Researchers in black studies from southern University of California campuses will soon bring together their research on humanities-based topics in a UCLA-led program.
Robin Kelley, a UCLA history professor and director of the newly formed Consortium for Black Studies in California, said the campuses will put on programs as part of the project and share research on black studies. The consortium received a grant on Feb. 9 from the UC for more than $1 million, but its budget is being revised.
The UC awarded the grant to the consortium as part of the Multicampus Research Programs and Initiatives competition, which gave $23 million to 18 projects over four years. To qualify for a grant, projects had to involve a collaboration with researchers from at least three UC campuses or two campuses and one UC-managed lab.
Kelley said he chose to apply for the grant because it is made for programs that emphasize collaboration among UC campuses.
“Southern California has a lot of talent in people doing black studies, and we wanted to develop this into one big consortium,” Kelley said.
The consortium will support research in four areas of black studies: black arts, the black pacific, blackness as a problem of thought, and the black body, said Stephanie Batiste, an English and black studies professor at UC Santa Barbara.
“Black studies is global studies,” Kelley said. “The concept of race is a myth. The study of race is the study of all races.”
The consortium would hold one conference a year where faculty would share the research they have done with each other and make connections with other researchers, Batiste said.
Researchers from UC Riverside, UC Irvine, UC Santa Barbara, UC San Diego and UCLA are involved in the consortium, said Dayo F. Gore, a professor of ethnic studies and critical gender studies at UCSD.

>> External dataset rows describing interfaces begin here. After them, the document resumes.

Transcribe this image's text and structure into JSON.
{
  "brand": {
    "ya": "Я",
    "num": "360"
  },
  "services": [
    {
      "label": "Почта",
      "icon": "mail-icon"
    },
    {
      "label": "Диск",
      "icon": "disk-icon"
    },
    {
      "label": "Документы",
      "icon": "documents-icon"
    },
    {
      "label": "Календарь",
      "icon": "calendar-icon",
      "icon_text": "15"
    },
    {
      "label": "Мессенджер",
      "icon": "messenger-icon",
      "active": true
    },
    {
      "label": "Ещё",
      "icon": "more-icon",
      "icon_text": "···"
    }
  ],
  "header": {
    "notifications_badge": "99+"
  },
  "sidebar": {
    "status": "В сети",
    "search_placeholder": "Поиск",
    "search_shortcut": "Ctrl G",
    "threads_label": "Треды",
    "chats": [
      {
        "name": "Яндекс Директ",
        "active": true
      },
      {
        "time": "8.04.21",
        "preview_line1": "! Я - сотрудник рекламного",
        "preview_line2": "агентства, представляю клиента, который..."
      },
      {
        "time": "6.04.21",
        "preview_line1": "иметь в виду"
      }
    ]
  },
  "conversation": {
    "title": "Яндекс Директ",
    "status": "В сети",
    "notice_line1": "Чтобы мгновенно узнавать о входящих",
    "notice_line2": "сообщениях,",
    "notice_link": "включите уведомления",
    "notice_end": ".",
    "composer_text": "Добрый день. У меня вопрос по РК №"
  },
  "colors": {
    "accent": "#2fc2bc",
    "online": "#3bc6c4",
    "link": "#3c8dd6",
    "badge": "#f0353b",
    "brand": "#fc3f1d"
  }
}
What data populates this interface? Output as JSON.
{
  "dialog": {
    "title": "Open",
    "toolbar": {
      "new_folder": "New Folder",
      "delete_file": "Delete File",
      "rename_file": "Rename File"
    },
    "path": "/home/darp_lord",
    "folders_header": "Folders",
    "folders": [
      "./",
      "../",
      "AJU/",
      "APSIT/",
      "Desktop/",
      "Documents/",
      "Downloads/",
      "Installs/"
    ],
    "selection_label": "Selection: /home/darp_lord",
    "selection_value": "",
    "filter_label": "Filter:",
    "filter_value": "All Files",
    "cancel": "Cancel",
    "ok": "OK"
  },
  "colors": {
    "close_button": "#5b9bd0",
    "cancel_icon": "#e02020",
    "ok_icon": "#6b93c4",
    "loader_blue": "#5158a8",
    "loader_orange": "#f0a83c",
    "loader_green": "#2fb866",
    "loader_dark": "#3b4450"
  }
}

Batiste said she got involved with the consortium because it offers funding and opportunities to discuss research in black studies across the UC.
“We have the research base, the intellectual power and scholars doing groundbreaking work that put us on par with these other institutions like Harvard and Duke that are better known in the field of black studies,” Batiste said.
Much of the current research taking place in the UC system takes a humanities-based approach to black studies.
“I studyblack film and theater,” Batiste said. “I look at the ways in which black people have responded to and created notions of nation, national identity and power.”
Gore said the consortium is important because she thinks there is limited institutional support to sustain research in black studies.
For instance, UCSD only has a black studies minor and UCLA is in its first year of an African American studies department, Gore said. UCR has a department of ethnic studies, but does not have a department of black studies.
“Some universities have black studies program, but what the consortium is meant to do is to work across those programs and take advantage of those working in the field of black studies, even when there is no specific black studies program, ” said Frederick Moten, an English professor at UCR.
The consortium will not just focus on research about black studies in the United States, Gore said. It will include not only African American studies, but also African diaspora studies and transnational black studies, Gore said.
There will be a meeting on March 2 to plan out the programming for the next academic year and determine the next steps for the consortium, Kelley said.